could handle a big amount of data and run analyses on it.
When we first approached this project it was okay to just
store the data produced in a remote filesystem, but after a while
we decided that we needed a solution which was able to translate
the log data into different formats. Additionally it needed to have
a standardized message envelope with metadata information for
aggregation and analytics. This envelope contained fields which
helped the tools involved in the logging process to sort data. This
eventually helped the different groups of developers, business
analysts and c-levels to group and aggregate the logged data to
answer any questions which may arise. Here are the different
•• origin_type: Defines which component is emitted to
the data record.
•• origin_host: The name of the server the data record
is created on.
•• created_timestamp: The timestamp of the system the
data record was created on.
•• created_date: The date time of the system the data
record was created on.

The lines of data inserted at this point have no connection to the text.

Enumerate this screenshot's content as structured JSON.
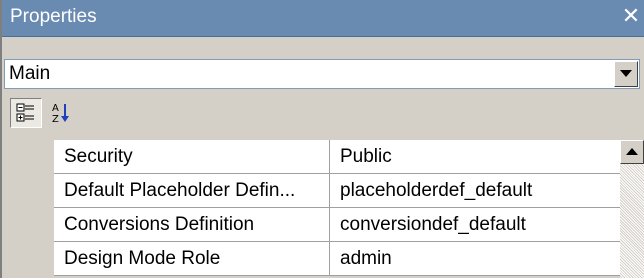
{
  "window": {
    "title": "Properties",
    "close_glyph": "✕",
    "close_icon": "close-icon"
  },
  "object_selector": {
    "value": "Main",
    "dropdown_icon": "chevron-down-icon"
  },
  "toolbar": {
    "categorized_icon": "categorized-view-icon",
    "categorized_active": true,
    "alphabetical_icon": "sort-alphabetical-icon"
  },
  "properties": [
    {
      "name": "Security",
      "value": "Public"
    },
    {
      "name": "Default Placeholder Defin...",
      "value": "placeholderdef_default"
    },
    {
      "name": "Conversions Definition",
      "value": "conversiondef_default"
    },
    {
      "name": "Design Mode Role",
      "value": "admin"
    }
  ],
  "scrollbar": {
    "up_icon": "scroll-up-arrow-icon"
  },
  "colors": {
    "title_bar": "#6a8bb1",
    "panel_face": "#d4d0c8",
    "grid_line": "#a0a0a0"
  }
}
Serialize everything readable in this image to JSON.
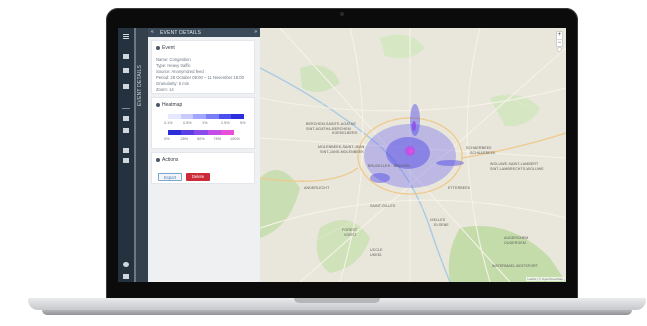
{
  "sidebar": {
    "header_title": "EVENT DETAILS",
    "back_glyph": "«",
    "close_glyph": "»",
    "vertical_label": "EVENT DETAILS"
  },
  "event_card": {
    "title": "Event",
    "rows": [
      "Name: Congestion",
      "Type: Heavy traffic",
      "Source: Anonymized feed",
      "Period: 28 October 09:00 – 11 November 18:00",
      "Granularity: 5 min",
      "Zoom: 14"
    ]
  },
  "heatmap_card": {
    "title": "Heatmap",
    "row1_labels": [
      "0.1%",
      "0.5%",
      "1%",
      "2.5%",
      "5%"
    ],
    "row2_labels": [
      "0%",
      "25%",
      "50%",
      "75%",
      "100%"
    ],
    "row1_colors": [
      "#e6e8ff",
      "#c9cbff",
      "#a3a6ff",
      "#7b7ff5",
      "#4a4ff0",
      "#2c2ee0"
    ],
    "row2_colors": [
      "#2b2ed8",
      "#5a3ee6",
      "#8b4bea",
      "#c24ee8",
      "#e84ed6"
    ]
  },
  "actions_card": {
    "title": "Actions",
    "export_label": "Export",
    "delete_label": "Delete"
  },
  "map": {
    "labels": [
      "BERCHEM-SAINTE-AGATHE",
      "SINT-AGATHA-BERCHEM",
      "KOEKELBERG",
      "MOLENBEEK-SAINT-JEAN",
      "SINT-JANS-MOLENBEEK",
      "BRUXELLES · BRUSSEL",
      "SCHAERBEEK",
      "SCHAARBEEK",
      "WOLUWE-SAINT-LAMBERT",
      "SINT-LAMBRECHTS-WOLUWE",
      "ANDERLECHT",
      "ETTERBEEK",
      "IXELLES",
      "ELSENE",
      "SAINT-GILLES",
      "FOREST",
      "VORST",
      "UCCLE",
      "UKKEL",
      "AUDERGHEM",
      "OUDERGEM",
      "WATERMAEL-BOITSFORT"
    ],
    "zoom_in": "+",
    "zoom_out": "−",
    "attribution": "Leaflet | © OpenStreetMap"
  }
}
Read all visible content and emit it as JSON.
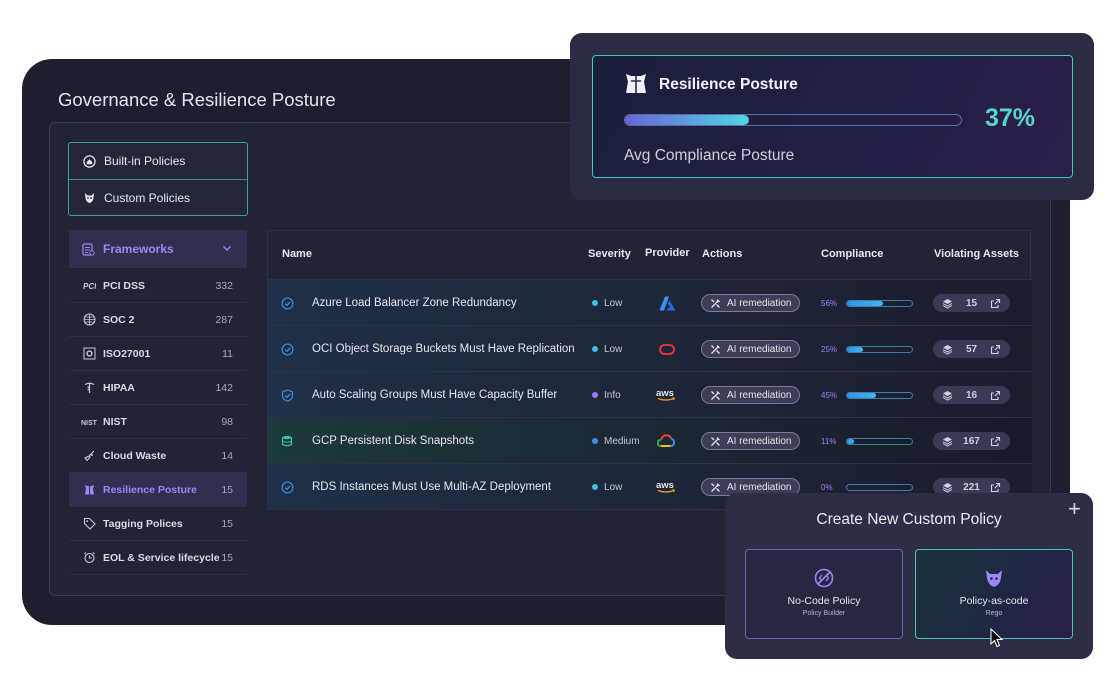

•• envelope_version: The version of the envelope.
•• message_log level_value: The log level as an
•• message_log level: The log level as a string.
•• pulse: The pulse ID of a request which allows to
group log entries belonging to one request.
•• origin_service_type: The Community Application
which is called.
•• origin_service_component: What system group emitted
the log message? For example, database, UserStore o rCommunity
•• event_handle: The identifier of an event. For
•• event_version: The version of the event_body for
•• event_body: This field contains a certain message
like UID or number of login attempts.
Just in case an event was triggered by a user’s action
(like login, creation of content or commenting content), the data
fields were filled with certain information about the event itself.
However if the log message was triggered by
a framework event (like an exception thrown, debug or
information events), the fields were filled with defaults. Only the
event_body field contained the important information about the
event (like an exception message) which was
About the authors
Mike Lohmann started working with web technologies
as a junior system administrator in 1998. In 2004 he moved to Lycos
Europe to become a base PHP programmer whilst studying
“informatics” in Bielefeld. Mike has also worked as a freelance
developer for various companies like Dannemann and IBM. His next
full time position was at Gruner + Jahr in Hamburg where he held
the position of Software Architect until 2011. Mike currently works
for ICANS Gmbh as a Software Architect. In his free time Mike
writes articles for Heise.de, IX and PHPMagazin and speaks at
Stefan Schadwinkel currently works as Senior Analytics
Engineer at ICANS GmbH, a Germany-based IT company developing and
operating Online Community websites. Stefan’s main interests
revolve around sophisticated data analysis techniques and machine
learning. Having majored in artificial intelligence during his
computer science studies, he later on received his PhD in human
sciences for MRI studies on human auditory cognition. Currently,
these interests are nourished in a diverse set of fields:
developing user-based metrics to enhance user experience, fostering
online fraud prevention, simulating financial trading activities
within different markets, and developing backend processing tools